Bartleby: Talking it over
Is there a point to exit interviews?
“Do you feel your job description has changed since you were hired?”
“What prompted you to start looking for another position?”
Such questions are typical of the exit interview, to which an email from HR may invite you after you’ve handed in your notice.
Do you accept?
And if so, how honest should you be with your soon-to-be-ex-employer during the discussion?
Just like humans, corporate entities do not want to admit their faults.
As such, many companies deal with resignations badly.
Exit interviews may help them do better.
More important, understanding why workers leave is critical if you want to stop more of them heading for the exit.
Recruiting and training top talent is a big cost for firms, particularly those in the service sector, so anything that can be done to reduce staff turnover is valuable.

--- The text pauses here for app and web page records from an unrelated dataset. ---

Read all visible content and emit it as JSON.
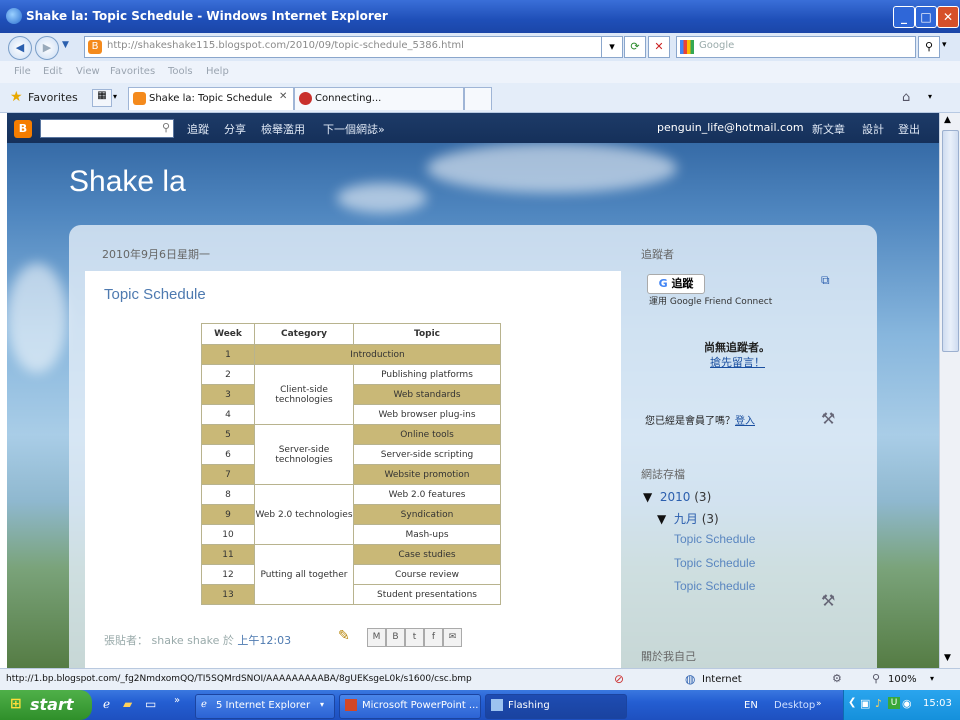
{
  "window": {
    "title": "Shake la: Topic Schedule - Windows Internet Explorer"
  },
  "address": {
    "url": "http://shakeshake115.blogspot.com/2010/09/topic-schedule_5386.html",
    "search_placeholder": "Google"
  },
  "menu": [
    "File",
    "Edit",
    "View",
    "Favorites",
    "Tools",
    "Help"
  ],
  "favorites": {
    "label": "Favorites"
  },
  "tabs": [
    {
      "label": "Shake la: Topic Schedule"
    },
    {
      "label": "Connecting..."
    }
  ],
  "navbar": {
    "links": [
      "追蹤",
      "分享",
      "檢舉濫用",
      "下一個網誌»"
    ],
    "user": "penguin_life@hotmail.com",
    "right": [
      "新文章",
      "設計",
      "登出"
    ]
  },
  "blog": {
    "title": "Shake la"
  },
  "post": {
    "date": "2010年9月6日星期一",
    "title": "Topic Schedule",
    "footer_prefix": "張貼者：",
    "author": "shake shake",
    "at": "於",
    "time": "上午12:03"
  },
  "table": {
    "headers": [
      "Week",
      "Category",
      "Topic"
    ],
    "rows": [
      {
        "week": "1",
        "topic": "Introduction"
      },
      {
        "week": "2",
        "topic": "Publishing platforms"
      },
      {
        "week": "3",
        "topic": "Web standards"
      },
      {
        "week": "4",
        "topic": "Web browser plug-ins"
      },
      {
        "week": "5",
        "topic": "Online tools"
      },
      {
        "week": "6",
        "topic": "Server-side scripting"
      },
      {
        "week": "7",
        "topic": "Website promotion"
      },
      {
        "week": "8",
        "topic": "Web 2.0 features"
      },
      {
        "week": "9",
        "topic": "Syndication"
      },
      {
        "week": "10",
        "topic": "Mash-ups"
      },
      {
        "week": "11",
        "topic": "Case studies"
      },
      {
        "week": "12",
        "topic": "Course review"
      },
      {
        "week": "13",
        "topic": "Student presentations"
      }
    ],
    "categories": [
      "Client-side technologies",
      "Server-side technologies",
      "Web 2.0 technologies",
      "Putting all together"
    ]
  },
  "sidebar": {
    "followers_heading": "追蹤者",
    "follow_button": "追蹤",
    "gfc_prefix": "運用",
    "gfc": "Google Friend Connect",
    "no_followers": "尚無追蹤者。",
    "be_first": "搶先留言！",
    "member_q": "您已經是會員了嗎？",
    "login": "登入",
    "archive_heading": "網誌存檔",
    "year": "2010",
    "year_count": "(3)",
    "month": "九月",
    "month_count": "(3)",
    "posts": [
      "Topic Schedule",
      "Topic Schedule",
      "Topic Schedule"
    ],
    "about_heading": "關於我自己"
  },
  "status": {
    "url": "http://1.bp.blogspot.com/_fg2NmdxomQQ/TI5SQMrdSNOI/AAAAAAAAABA/8gUEKsgeL0k/s1600/csc.bmp",
    "zone": "Internet",
    "zoom": "100%"
  },
  "taskbar": {
    "start": "start",
    "items": [
      "5 Internet Explorer",
      "Microsoft PowerPoint ...",
      "Flashing"
    ],
    "lang": "EN",
    "desktop": "Desktop",
    "clock": "15:03"
  }
}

Poaching is part of any competitive industry, so knowing what drew an employee to a different firm can be useful, too.
Former employees who leave happy can in future fill a role as corporate ambassadors.
For firms the best exit interview is the one that doesn’t happen.
A study conducted by the Harvard Business Review concluded that they should be “the culmination of a series of regular retention conversations”.
Such attempts will not work every time, or even often—staff churn is a fact of corporate life.
For unsalvageable cases, some firms arrange a one-to-one conversation with the leaver’s manager.
Others offer an online form, which is less personal but provides the opportunity to collate feedback easily.
Such exchanges are best scheduled after the initial rush of emotion has passed but before the employee has checked out mentally.
The information gleaned can be revealing.
In some firms, it travels all the way up to the board.
The incentives for a departing employee are less clear.
(If you are pursuing legal action against your employer, your lawyer is likely to tell you to avoid the interview altogether.)
It is tempting either to ignore everyone and just walk away or, conversely, to really let rip.
“When one burns one’s bridges,” wrote Dylan Thomas, “what a very nice fire it makes.”
But letting off steam by unburdening yourself of all the wrongs and little things that ever upset you is a shallow game.